In an age of big, fast data, Pennsylvania takes its slow, sweet time collecting information on how much gas is produced from wells in the commonwealth.
A bill in the state House of Representatives aims to change that by requiring companies that operate Marcellus Shale and other unconventional wells to report their gas production monthly rather than only twice a year.
House Bill 2278, a minor redraft of a bill proposed in September, was introduced in late May by state Rep. Tina Pickett, R-Towanda.
Monthly reports would offer landowners “greater transparency” because they would more closely correspond with the monthly royalty payments sent to gas leaseholders, she wrote in her co-sponsorship appeal to legislators. By comparing the reports, landowners could better verify that they are paid for their share of the gas drained from their property.
“It gives you a public way to audit,” said Matthew Henderson, shale gas asset manager with Penn State’s Marcellus Center for Outreach and Research. Many leases have clauses that allow landowners to audit a gas company’s records to make sure their royalty payments are accurate but at the landowner’s expense, he said. Comparable public production reports could help them decide if it is worth it.
“If you see a major discrepancy, it throws that red flag up so you can contact your attorney or your accountant to maybe do that audit,” he said.
Monthly reports would help clarify the big picture as well as the small one.
A key factor for analysts trying to measure and forecast the size of any natural gas resource is the rate that wells decline in terms of the volume of gas they produce. The metric can reveal how quickly wells peter out and how much gas they can be expected to produce in their lifetime.
In a February report on the Marcellus Shale’s “astounding” growth, the investment research firm Morningstar noted that energy forecasters and other “in-the-know” groups had consistently underestimated the shale’s performance.
Morningstar analyst Mark Hanson said the slow pace of data releases from the states likely contributed to those errors.
“There are a lot of analysts that depend on private databases, which in turn rely heavily on publicly available data,” he said. “If the publicly available data is stale, that is definitely going to lead to underestimation or at least misinformation or a whole lot more in the way of assumptions and guesses.”
Pennsylvania does not have the least frequent production reporting requirements in the region: West Virginia only requires annual reports. Ohio recently began requiring operators of horizontal oil and gas wells to submit production data quarterly instead of annually. But many major oil and gas producing states, including Texas, North Dakota, Louisiana, Oklahoma, Colorado and Wyoming, require monthly reports.

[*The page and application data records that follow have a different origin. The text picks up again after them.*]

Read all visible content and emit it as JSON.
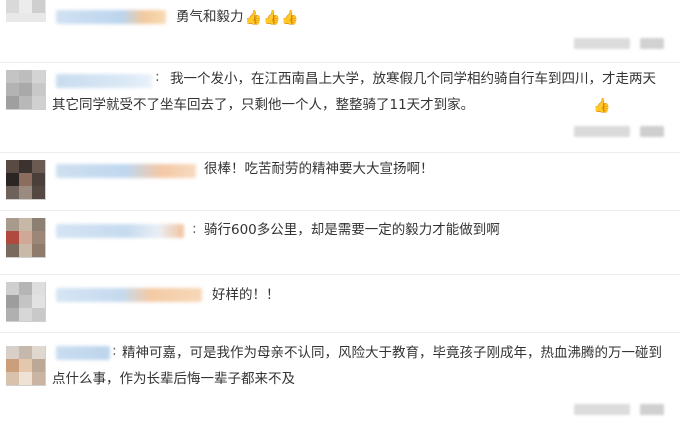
{
  "comments": [
    {
      "text": "勇气和毅力",
      "emoji_count": 3,
      "emoji_name": "thumbs-up-icon"
    },
    {
      "text": "我一个发小，在江西南昌上大学，放寒假几个同学相约骑自行车到四川，才走两天其它同学就受不了坐车回去了，只剩他一个人，整整骑了11天才到家。",
      "emoji_count": 1,
      "emoji_name": "thumbs-up-icon"
    },
    {
      "text": "很棒！吃苦耐劳的精神要大大宣扬啊！",
      "emoji_count": 0
    },
    {
      "text": "骑行600多公里，却是需要一定的毅力才能做到啊",
      "emoji_count": 0
    },
    {
      "text": "好样的！！",
      "emoji_count": 0
    },
    {
      "text": "精神可嘉，可是我作为母亲不认同，风险大于教育，毕竟孩子刚成年，热血沸腾的万一碰到点什么事，作为长辈后悔一辈子都来不及",
      "emoji_count": 0
    }
  ],
  "colors": {
    "text": "#333333",
    "name_blur_blue": "#c9def1",
    "name_blur_orange": "#f5c9a4",
    "meta_gray": "#d6d6d6",
    "emoji_gold": "#e9b24a"
  }
}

Penn State geosciences professor Terry Engelder, whose early estimates of the Marcellus Shale’s production potential helped spur interest in its development, said more frequent reports would help indicate how long wells are going to be productive and how much gas they are going to produce. That information has real world consequences for companies making investment decisions or building infrastructure related to gas development.
“The more precise you can make those estimates, the more likely you are to have good business decisions,” he said.
The federal government is also interested in gathering more information on Pennsylvania oil and gas production.
The Energy Information Administration, the statistical branch of the Department of Energy, plans to expand its monthly natural gas production survey to include 21 states and regions — including Pennsylvania, Ohio and West Virginia — instead of just the seven geographical areas that are included in the current survey.
Unlike the data submitted by operators to the Pennsylvania Department of Environmental Protection, which is posted publicly and details production from each well, the EIA survey collects information on a statewide basis from a sample of operators and is not released in its raw form. Instead, the agency summarizes the data in several publications and uses it to estimate the nation’s oil and gas production.
The agency wants to capture the dramatic growth from unconventional oil and gas sources in new regions, which now outpace production from some traditional gas extraction areas like New Mexico and the Gulf of Mexico, the EIA said. The proposal is open for public comment until July 7.
The Robinson-based Marcellus Shale Coalition supports the EIA’s proposal but it is still reviewing House Bill 2278, spokesman Patrick Creighton said. The industry trade organization’s member companies recognize “that more timely production data is key for analytical and forecasting purposes,” he said.
Mr. Henderson said that he does not expect opposition to the bill.
“The operators are beyond that major leasing push so the secrecy is no longer needed,” he said.
Plus, gas companies already have more precise information at hand, Mr. Hanson noted.
“It’s not a big hurdle for oil and gas firms to provide that,” he said. “These guys know down to the minute how their wells are producing.”
Laura Legere: email@example.com